Each record must be repeated exactly as it stands.

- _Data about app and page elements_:
-- Opening Marker --

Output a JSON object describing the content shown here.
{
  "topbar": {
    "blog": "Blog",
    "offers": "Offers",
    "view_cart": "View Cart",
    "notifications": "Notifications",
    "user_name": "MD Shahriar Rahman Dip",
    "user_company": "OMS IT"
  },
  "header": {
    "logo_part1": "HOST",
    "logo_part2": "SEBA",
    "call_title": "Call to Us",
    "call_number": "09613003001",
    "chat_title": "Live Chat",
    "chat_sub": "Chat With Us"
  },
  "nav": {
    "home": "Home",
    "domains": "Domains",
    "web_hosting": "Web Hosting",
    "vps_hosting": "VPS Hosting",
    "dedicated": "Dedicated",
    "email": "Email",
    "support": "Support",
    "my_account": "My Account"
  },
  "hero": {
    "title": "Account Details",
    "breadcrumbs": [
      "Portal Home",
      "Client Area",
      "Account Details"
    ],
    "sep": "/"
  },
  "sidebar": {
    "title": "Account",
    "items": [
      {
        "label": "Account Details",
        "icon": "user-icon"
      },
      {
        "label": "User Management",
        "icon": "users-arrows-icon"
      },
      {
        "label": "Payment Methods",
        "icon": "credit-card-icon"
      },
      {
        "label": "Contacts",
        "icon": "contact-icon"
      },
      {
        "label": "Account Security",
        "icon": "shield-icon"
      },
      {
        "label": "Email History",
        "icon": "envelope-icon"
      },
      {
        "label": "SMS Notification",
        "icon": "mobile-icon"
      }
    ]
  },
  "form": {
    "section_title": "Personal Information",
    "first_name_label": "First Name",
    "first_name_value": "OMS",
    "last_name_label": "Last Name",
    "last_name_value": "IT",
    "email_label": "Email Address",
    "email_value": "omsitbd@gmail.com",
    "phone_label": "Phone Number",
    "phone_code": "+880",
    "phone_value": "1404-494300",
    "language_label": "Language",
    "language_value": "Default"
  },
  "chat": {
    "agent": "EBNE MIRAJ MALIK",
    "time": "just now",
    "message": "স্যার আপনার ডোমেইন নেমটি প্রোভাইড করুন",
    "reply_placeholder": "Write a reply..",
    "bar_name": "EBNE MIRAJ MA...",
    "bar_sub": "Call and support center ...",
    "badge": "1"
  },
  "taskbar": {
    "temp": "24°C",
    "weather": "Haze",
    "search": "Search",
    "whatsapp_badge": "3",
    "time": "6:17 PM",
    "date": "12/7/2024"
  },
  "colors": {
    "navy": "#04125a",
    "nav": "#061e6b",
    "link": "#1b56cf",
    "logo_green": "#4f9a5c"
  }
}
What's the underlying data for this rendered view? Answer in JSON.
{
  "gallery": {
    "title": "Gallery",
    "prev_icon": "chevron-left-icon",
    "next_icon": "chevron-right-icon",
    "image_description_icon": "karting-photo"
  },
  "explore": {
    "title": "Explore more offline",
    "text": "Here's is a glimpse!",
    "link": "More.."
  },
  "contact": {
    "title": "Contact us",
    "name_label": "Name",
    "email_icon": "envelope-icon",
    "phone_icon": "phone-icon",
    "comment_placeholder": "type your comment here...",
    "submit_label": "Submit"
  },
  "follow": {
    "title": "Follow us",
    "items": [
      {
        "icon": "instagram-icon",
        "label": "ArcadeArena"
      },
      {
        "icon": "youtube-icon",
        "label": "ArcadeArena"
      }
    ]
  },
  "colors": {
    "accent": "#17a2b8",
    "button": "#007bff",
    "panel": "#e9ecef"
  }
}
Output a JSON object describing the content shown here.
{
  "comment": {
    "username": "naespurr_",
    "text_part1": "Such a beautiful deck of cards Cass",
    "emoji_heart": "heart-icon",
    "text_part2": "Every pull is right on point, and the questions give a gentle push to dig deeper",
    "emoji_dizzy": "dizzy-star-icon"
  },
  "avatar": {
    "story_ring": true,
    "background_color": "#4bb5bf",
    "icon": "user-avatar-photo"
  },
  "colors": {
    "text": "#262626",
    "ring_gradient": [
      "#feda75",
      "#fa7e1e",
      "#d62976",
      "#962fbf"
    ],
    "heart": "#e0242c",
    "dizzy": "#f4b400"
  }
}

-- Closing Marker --

- _Answer space_:
Output a JSON object describing the content shown here.
{
  "topbar": {
    "blog": "Blog",
    "offers": "Offers",
    "view_cart": "View Cart",
    "notifications": "Notifications",
    "user_name": "MD Shahriar Rahman Dip",
    "user_company": "OMS IT"
  },
  "header": {
    "logo_part1": "HOST",
    "logo_part2": "SEBA",
    "call_title": "Call to Us",
    "call_number": "09613003001",
    "chat_title": "Live Chat",
    "chat_sub": "Chat With Us"
  },
  "nav": {
    "home": "Home",
    "domains": "Domains",
    "web_hosting": "Web Hosting",
    "vps_hosting": "VPS Hosting",
    "dedicated": "Dedicated",
    "email": "Email",
    "support": "Support",
    "my_account": "My Account"
  },
  "hero": {
    "title": "Account Details",
    "breadcrumbs": [
      "Portal Home",
      "Client Area",
      "Account Details"
    ],
    "sep": "/"
  },
  "sidebar": {
    "title": "Account",
    "items": [
      {
        "label": "Account Details",
        "icon": "user-icon"
      },
      {
        "label": "User Management",
        "icon": "users-arrows-icon"
      },
      {
        "label": "Payment Methods",
        "icon": "credit-card-icon"
      },
      {
        "label": "Contacts",
        "icon": "contact-icon"
      },
      {
        "label": "Account Security",
        "icon": "shield-icon"
      },
      {
        "label": "Email History",
        "icon": "envelope-icon"
      },
      {
        "label": "SMS Notification",
        "icon": "mobile-icon"
      }
    ]
  },
  "form": {
    "section_title": "Personal Information",
    "first_name_label": "First Name",
    "first_name_value": "OMS",
    "last_name_label": "Last Name",
    "last_name_value": "IT",
    "email_label": "Email Address",
    "email_value": "omsitbd@gmail.com",
    "phone_label": "Phone Number",
    "phone_code": "+880",
    "phone_value": "1404-494300",
    "language_label": "Language",
    "language_value": "Default"
  },
  "chat": {
    "agent": "EBNE MIRAJ MALIK",
    "time": "just now",
    "message": "স্যার আপনার ডোমেইন নেমটি প্রোভাইড করুন",
    "reply_placeholder": "Write a reply..",
    "bar_name": "EBNE MIRAJ MA...",
    "bar_sub": "Call and support center ...",
    "badge": "1"
  },
  "taskbar": {
    "temp": "24°C",
    "weather": "Haze",
    "search": "Search",
    "whatsapp_badge": "3",
    "time": "6:17 PM",
    "date": "12/7/2024"
  },
  "colors": {
    "navy": "#04125a",
    "nav": "#061e6b",
    "link": "#1b56cf",
    "logo_green": "#4f9a5c"
  }
}
What's the underlying data for this rendered view? Answer in JSON.
{
  "gallery": {
    "title": "Gallery",
    "prev_icon": "chevron-left-icon",
    "next_icon": "chevron-right-icon",
    "image_description_icon": "karting-photo"
  },
  "explore": {
    "title": "Explore more offline",
    "text": "Here's is a glimpse!",
    "link": "More.."
  },
  "contact": {
    "title": "Contact us",
    "name_label": "Name",
    "email_icon": "envelope-icon",
    "phone_icon": "phone-icon",
    "comment_placeholder": "type your comment here...",
    "submit_label": "Submit"
  },
  "follow": {
    "title": "Follow us",
    "items": [
      {
        "icon": "instagram-icon",
        "label": "ArcadeArena"
      },
      {
        "icon": "youtube-icon",
        "label": "ArcadeArena"
      }
    ]
  },
  "colors": {
    "accent": "#17a2b8",
    "button": "#007bff",
    "panel": "#e9ecef"
  }
}
Output a JSON object describing the content shown here.
{
  "comment": {
    "username": "naespurr_",
    "text_part1": "Such a beautiful deck of cards Cass",
    "emoji_heart": "heart-icon",
    "text_part2": "Every pull is right on point, and the questions give a gentle push to dig deeper",
    "emoji_dizzy": "dizzy-star-icon"
  },
  "avatar": {
    "story_ring": true,
    "background_color": "#4bb5bf",
    "icon": "user-avatar-photo"
  },
  "colors": {
    "text": "#262626",
    "ring_gradient": [
      "#feda75",
      "#fa7e1e",
      "#d62976",
      "#962fbf"
    ],
    "heart": "#e0242c",
    "dizzy": "#f4b400"
  }
}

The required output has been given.